**About this exercise**
Find the lines below that contain the word "국민청원" and count them. Only the number should be given.

**Input records**
▬▬▬▬▬▬▬▬▬▬
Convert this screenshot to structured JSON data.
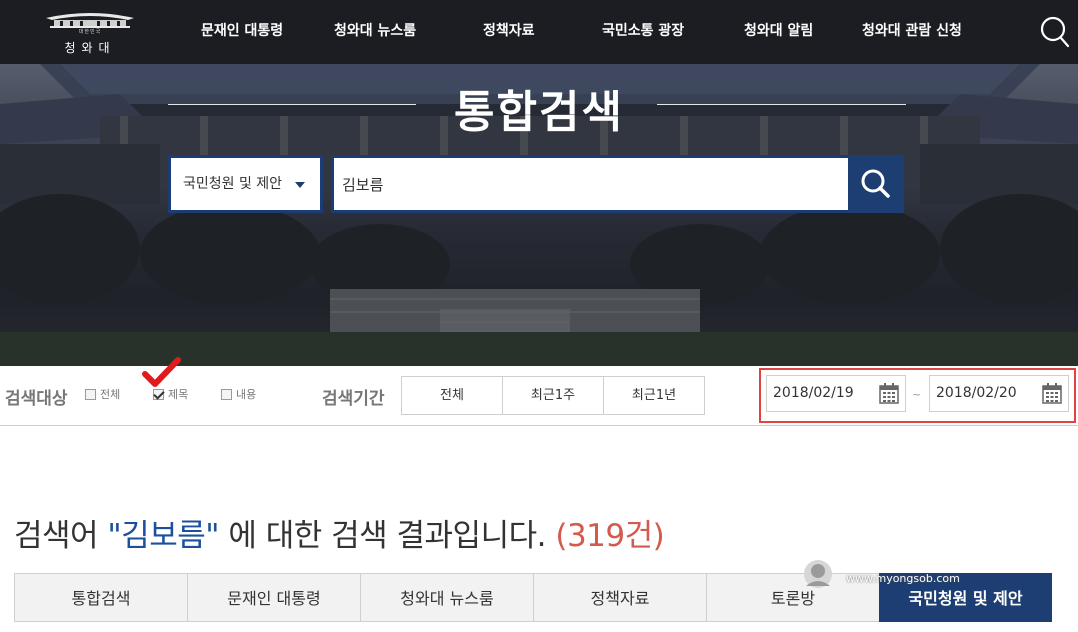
{
  "header": {
    "logo_small": "대한민국",
    "logo_name": "청와대",
    "nav": [
      {
        "label": "문재인 대통령"
      },
      {
        "label": "청와대 뉴스룸"
      },
      {
        "label": "정책자료"
      },
      {
        "label": "국민소통 광장"
      },
      {
        "label": "청와대 알림"
      },
      {
        "label": "청와대 관람 신청"
      }
    ],
    "search_icon": "search-icon"
  },
  "hero": {
    "title": "통합검색",
    "category_select": "국민청원 및 제안",
    "query": "김보름",
    "accent_color": "#1c3e72"
  },
  "filters": {
    "target_label": "검색대상",
    "targets": [
      {
        "label": "전체",
        "checked": false
      },
      {
        "label": "제목",
        "checked": true
      },
      {
        "label": "내용",
        "checked": false
      }
    ],
    "period_label": "검색기간",
    "periods": [
      "전체",
      "최근1주",
      "최근1년"
    ],
    "date_from": "2018/02/19",
    "date_sep": "~",
    "date_to": "2018/02/20"
  },
  "results": {
    "prefix": "검색어",
    "query_quoted": "\"김보름\"",
    "middle": "에 대한 검색 결과입니다.",
    "count": "(319건)",
    "tabs": [
      {
        "label": "통합검색",
        "active": false
      },
      {
        "label": "문재인 대통령",
        "active": false
      },
      {
        "label": "청와대 뉴스룸",
        "active": false
      },
      {
        "label": "정책자료",
        "active": false
      },
      {
        "label": "토론방",
        "active": false
      },
      {
        "label": "국민청원 및 제안",
        "active": true
      }
    ]
  },
  "watermark": {
    "text": "www.myongsob.com"
  }
}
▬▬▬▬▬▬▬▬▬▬
**Response for this exercise**
2